THS, TMS to receive VR equipment

Published 2:09 pm Wednesday, April 26, 2023

By NOAH WORTHAM | Staff Writer

ALABASTER – Alabaster City Schools students will soon have a new way to learn as virtual reality equipment will make its way into the hands of students.

The ACS Board of Education approved the purchase of Transfr virtual reality equipment during its latest meeting on Monday, April 10. The purchase was made possible thanks to a $50,000 ALSDE CTE Technology grant.

Chief Academic Officer Amanda Wilbanks wrote the grant application and explained the reasoning behind using virtual reality equipment for education in science, technology, engineering and math.

“To create a pathway for our students to college and career opportunities at THS and after graduation, I wanted to provide Thompson Middle School STEM students with additional curriculum and equipment that will create interest and allow for career exploration,” Wilbanks said. “Transfr VR aligns with THS computer science, engineering and industrial maintenance programs as well as industry by allowing students to virtually experience a variety of STEM careers.”

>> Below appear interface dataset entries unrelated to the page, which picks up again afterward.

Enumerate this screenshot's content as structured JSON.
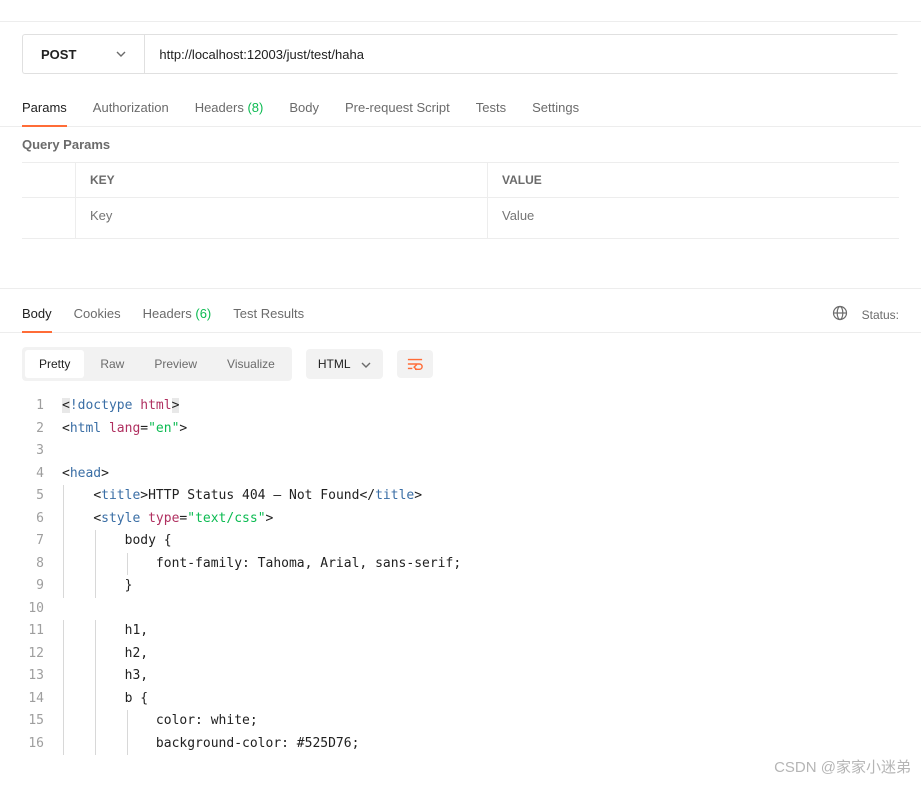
{
  "request": {
    "method": "POST",
    "url": "http://localhost:12003/just/test/haha"
  },
  "tabs": {
    "params": "Params",
    "authorization": "Authorization",
    "headers": "Headers",
    "headers_count": "(8)",
    "body": "Body",
    "prerequest": "Pre-request Script",
    "tests": "Tests",
    "settings": "Settings"
  },
  "query_params": {
    "title": "Query Params",
    "key_header": "KEY",
    "value_header": "VALUE",
    "key_placeholder": "Key",
    "value_placeholder": "Value"
  },
  "response": {
    "tabs": {
      "body": "Body",
      "cookies": "Cookies",
      "headers": "Headers",
      "headers_count": "(6)",
      "test_results": "Test Results"
    },
    "status_label": "Status:",
    "view_tabs": {
      "pretty": "Pretty",
      "raw": "Raw",
      "preview": "Preview",
      "visualize": "Visualize"
    },
    "format": "HTML"
  },
  "code": {
    "lines": [
      {
        "n": 1,
        "indent": 0,
        "segs": [
          {
            "t": "<",
            "c": "tok-punct hl"
          },
          {
            "t": "!doctype ",
            "c": "tok-doctype"
          },
          {
            "t": "html",
            "c": "tok-keyword"
          },
          {
            "t": ">",
            "c": "tok-punct hl"
          }
        ]
      },
      {
        "n": 2,
        "indent": 0,
        "segs": [
          {
            "t": "<",
            "c": "tok-punct"
          },
          {
            "t": "html ",
            "c": "tok-tag"
          },
          {
            "t": "lang",
            "c": "tok-attr"
          },
          {
            "t": "=",
            "c": "tok-punct"
          },
          {
            "t": "\"en\"",
            "c": "tok-string"
          },
          {
            "t": ">",
            "c": "tok-punct"
          }
        ]
      },
      {
        "n": 3,
        "indent": 0,
        "segs": []
      },
      {
        "n": 4,
        "indent": 0,
        "segs": [
          {
            "t": "<",
            "c": "tok-punct"
          },
          {
            "t": "head",
            "c": "tok-tag"
          },
          {
            "t": ">",
            "c": "tok-punct"
          }
        ]
      },
      {
        "n": 5,
        "indent": 1,
        "segs": [
          {
            "t": "<",
            "c": "tok-punct"
          },
          {
            "t": "title",
            "c": "tok-tag"
          },
          {
            "t": ">",
            "c": "tok-punct"
          },
          {
            "t": "HTTP Status 404 – Not Found",
            "c": "tok-text"
          },
          {
            "t": "</",
            "c": "tok-punct"
          },
          {
            "t": "title",
            "c": "tok-tag"
          },
          {
            "t": ">",
            "c": "tok-punct"
          }
        ]
      },
      {
        "n": 6,
        "indent": 1,
        "segs": [
          {
            "t": "<",
            "c": "tok-punct"
          },
          {
            "t": "style ",
            "c": "tok-tag"
          },
          {
            "t": "type",
            "c": "tok-attr"
          },
          {
            "t": "=",
            "c": "tok-punct"
          },
          {
            "t": "\"text/css\"",
            "c": "tok-string"
          },
          {
            "t": ">",
            "c": "tok-punct"
          }
        ]
      },
      {
        "n": 7,
        "indent": 2,
        "segs": [
          {
            "t": "body {",
            "c": "tok-text"
          }
        ]
      },
      {
        "n": 8,
        "indent": 3,
        "segs": [
          {
            "t": "font-family: Tahoma, Arial, sans-serif;",
            "c": "tok-text"
          }
        ]
      },
      {
        "n": 9,
        "indent": 2,
        "segs": [
          {
            "t": "}",
            "c": "tok-text"
          }
        ]
      },
      {
        "n": 10,
        "indent": 0,
        "segs": []
      },
      {
        "n": 11,
        "indent": 2,
        "segs": [
          {
            "t": "h1,",
            "c": "tok-text"
          }
        ]
      },
      {
        "n": 12,
        "indent": 2,
        "segs": [
          {
            "t": "h2,",
            "c": "tok-text"
          }
        ]
      },
      {
        "n": 13,
        "indent": 2,
        "segs": [
          {
            "t": "h3,",
            "c": "tok-text"
          }
        ]
      },
      {
        "n": 14,
        "indent": 2,
        "segs": [
          {
            "t": "b {",
            "c": "tok-text"
          }
        ]
      },
      {
        "n": 15,
        "indent": 3,
        "segs": [
          {
            "t": "color: white;",
            "c": "tok-text"
          }
        ]
      },
      {
        "n": 16,
        "indent": 3,
        "segs": [
          {
            "t": "background-color: #525D76;",
            "c": "tok-text"
          }
        ]
      }
    ]
  },
  "watermark": "CSDN @家家小迷弟"
}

The VR equipment will help teach students about career exploration and skilled trades.

Wilbanks explained how the equipment will be used in a classroom setting.

“In virtual reality situations, students will learn how to take precise measurements, read blueprints, troubleshoot issues, use complex tools safely and learn soft skills—all while being coached through a virtual instructor,” she said. “It is a very immersive experience that students will love. Transfr VR is another way Alabaster City Schools is ‘Building Champions of Our Future.’”

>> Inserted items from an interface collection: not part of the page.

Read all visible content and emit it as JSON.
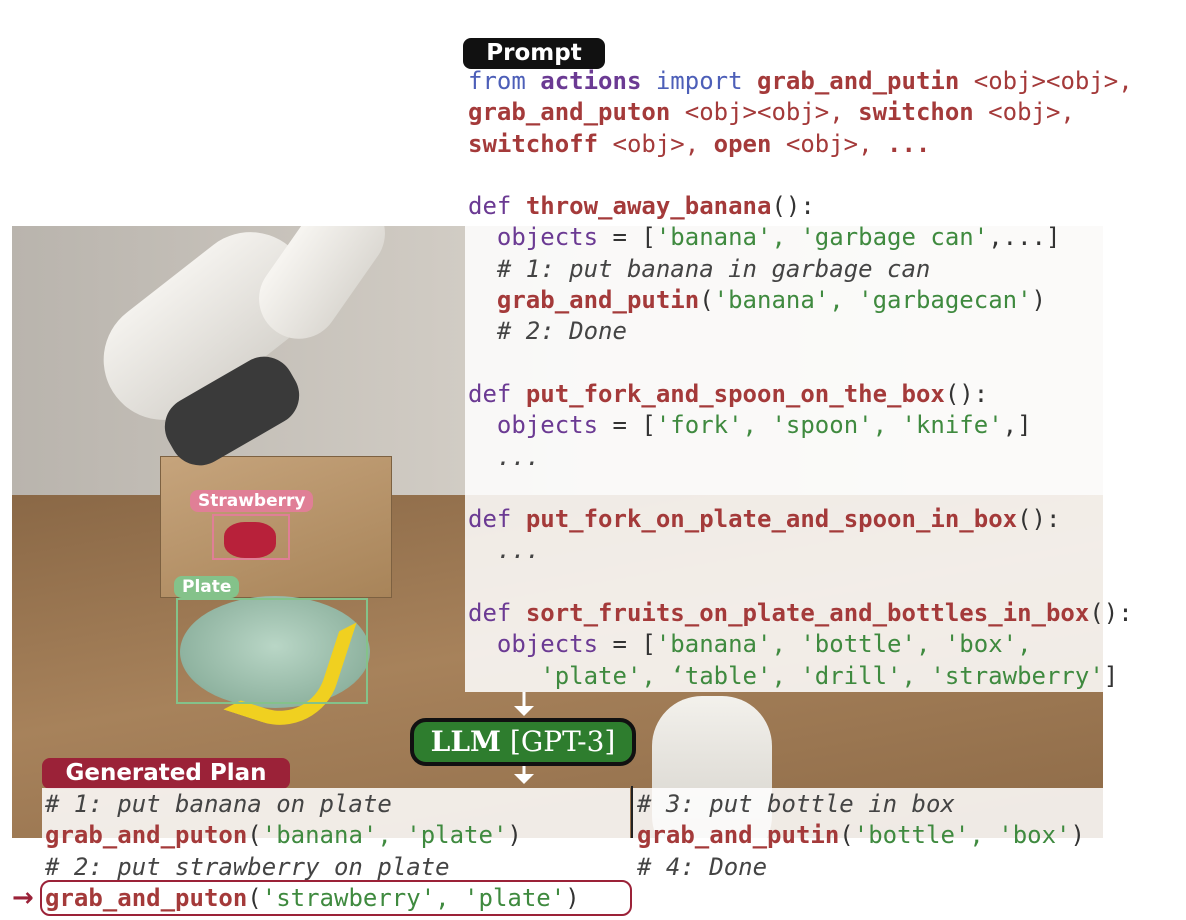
{
  "colors": {
    "prompt_tag_bg": "#111111",
    "plan_tag_bg": "#9b2238",
    "llm_bg": "#2e7d2e",
    "strawberry_box": "#e07f96",
    "plate_box": "#84c28a",
    "function_name": "#a43a3a",
    "string": "#3f8a3f",
    "keyword": "#4d5fb8"
  },
  "prompt_label": "Prompt",
  "prompt": {
    "import": {
      "from": "from",
      "module": "actions",
      "import": "import",
      "a1": "grab_and_putin",
      "a1_args": " <obj><obj>,",
      "a2": "grab_and_puton",
      "a2_args": " <obj><obj>, ",
      "a3": "switchon",
      "a3_args": " <obj>,",
      "a4": "switchoff",
      "a4_args": " <obj>, ",
      "a5": "open",
      "a5_args": " <obj>, ",
      "a6": "..."
    },
    "ex1": {
      "def": "def",
      "name": "throw_away_banana",
      "objects_var": "objects",
      "objects": "'banana', 'garbage can'",
      "objects_tail": ",...]",
      "comment1": "# 1: put banana in garbage can",
      "call": "grab_and_putin",
      "args": "'banana', 'garbagecan'",
      "comment2": "# 2: Done"
    },
    "ex2": {
      "def": "def",
      "name": "put_fork_and_spoon_on_the_box",
      "objects_var": "objects",
      "objects": "'fork', 'spoon', 'knife'",
      "objects_tail": ",]",
      "ellipsis": "..."
    },
    "ex3": {
      "def": "def",
      "name": "put_fork_on_plate_and_spoon_in_box",
      "ellipsis": "..."
    },
    "task": {
      "def": "def",
      "name": "sort_fruits_on_plate_and_bottles_in_box",
      "objects_var": "objects",
      "objects_line1": "'banana', 'bottle', 'box',",
      "objects_line2": "'plate', ‘table', 'drill', 'strawberry'",
      "objects_close": "]"
    }
  },
  "llm_label": {
    "bold": "LLM",
    "rest": " [GPT-3]"
  },
  "plan_label": "Generated Plan",
  "plan": {
    "step1_comment": "# 1: put banana on plate",
    "step1_fn": "grab_and_puton",
    "step1_args": "'banana', 'plate'",
    "step2_comment": "# 2: put strawberry on plate",
    "step2_fn": "grab_and_puton",
    "step2_args": "'strawberry', 'plate'",
    "step3_comment": "# 3: put bottle in box",
    "step3_fn": "grab_and_putin",
    "step3_args": "'bottle', 'box'",
    "step4_comment": "# 4: Done",
    "arrow": "→"
  },
  "detections": {
    "strawberry": "Strawberry",
    "plate": "Plate"
  }
}
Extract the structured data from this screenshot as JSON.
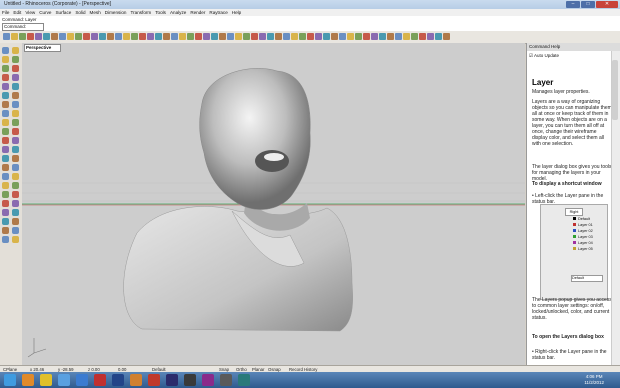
{
  "window": {
    "title": "Untitled - Rhinoceros (Corporate) - [Perspective]"
  },
  "menu": [
    "File",
    "Edit",
    "View",
    "Curve",
    "Surface",
    "Solid",
    "Mesh",
    "Dimension",
    "Transform",
    "Tools",
    "Analyze",
    "Render",
    "Raytrace",
    "Help"
  ],
  "command": {
    "history_label": "Command: Layer",
    "prompt": "Command:"
  },
  "viewport": {
    "tab": "Perspective"
  },
  "command_help": {
    "header": "Command Help",
    "auto_update": "Auto Update",
    "heading": "Layer",
    "p1": "Manages layer properties.",
    "p2": "Layers are a way of organizing objects so you can manipulate them all at once or keep track of them in some way. When objects are on a layer, you can turn them all off at once, change their wireframe display color, and select them all with one selection.",
    "p3": "The layer dialog box gives you tools for managing the layers in your model.",
    "sub1": "To display a shortcut window",
    "step1": "Left-click the Layer pane in the status bar.",
    "popup_title": "Right",
    "layers": [
      "Default",
      "Layer 01",
      "Layer 02",
      "Layer 03",
      "Layer 04",
      "Layer 05"
    ],
    "popup_footer": "Default",
    "p4": "The Layers popup gives you access to common layer settings: on/off, locked/unlocked, color, and current status.",
    "sub2": "To open the Layers dialog box",
    "step2": "Right-click the Layer pane in the status bar."
  },
  "status": {
    "cplane": "CPlane",
    "x": "x 20.46",
    "y": "y -28.59",
    "z": "z 0.00",
    "units": "0.00",
    "layer": "Default",
    "snap": "Snap",
    "ortho": "Ortho",
    "planar": "Planar",
    "osnap": "Osnap",
    "record": "Record History"
  },
  "taskbar": {
    "time": "4:06 PM",
    "date": "11/2/2012"
  },
  "colors": {
    "taskbar": "#2f5a8e",
    "viewport": "#cdcdcd"
  }
}
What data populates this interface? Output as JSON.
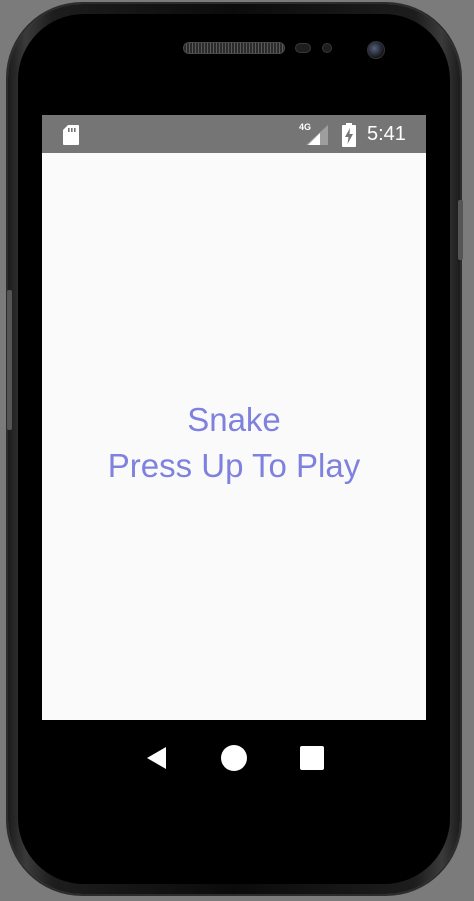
{
  "status_bar": {
    "network_type": "4G",
    "time": "5:41",
    "icons": [
      "sd-card-icon",
      "signal-icon",
      "battery-charging-icon"
    ]
  },
  "game": {
    "title": "Snake",
    "prompt": "Press Up To Play",
    "text_color": "#7f81df",
    "background_color": "#fafafa"
  },
  "nav_bar": {
    "buttons": [
      "back-icon",
      "home-icon",
      "recents-icon"
    ]
  },
  "colors": {
    "status_bar": "#757575",
    "device_background": "#7b7b7b"
  }
}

ACS used the grant to purchase seven three-year licenses from Transfr virtual reality for virtual reality career exploration via Oculus headsets.

The headsets are planned to be used in courses at both Thompson Middle School and Thompson High School.

“TMS is ready for hands-on education that focuses on modern learning,” Wilbanks said. “Moreover, the VR equipment will better align the middle school STEM program with those at the high school. We sometimes see attrition and students choosing other electives by eighth-grade when students should be learning the basic STEM foundational skills for high school.”

THS currently offers a, four-year CTE programs in computer science and STEM engineering and is in its first year of a three-year, on-campus, dual enrollment industrial maintenance program that will result in either a short certificate or associate’s degree depending on the student’s preference and commitment.

“The ability for students to explore and practice skills via VR that they will use at the high school level will hopefully spark interest and retain students in CTE programs,” Wilbanks said.

ACS also hopes to see improvements in the math skills of students with the addition of the new VR equipment.

“Transfer VR equipment, which includes such math skills as precise measurement and spatial/geometric reasoning, will assist students in acquiring skills that were lacking on the ACAP,” Wilbanks said.

The last need ACS hopes that the equipment will service is to create student interest in careers that are high-demand, high-wage, readily available and close to students’ homes.

“Transfr VR teaches basic skills, including those related to manufacturing, in an engaging way that may lead to a career/educational path,” Wilbanks said.

More information on Transfr can found on its website at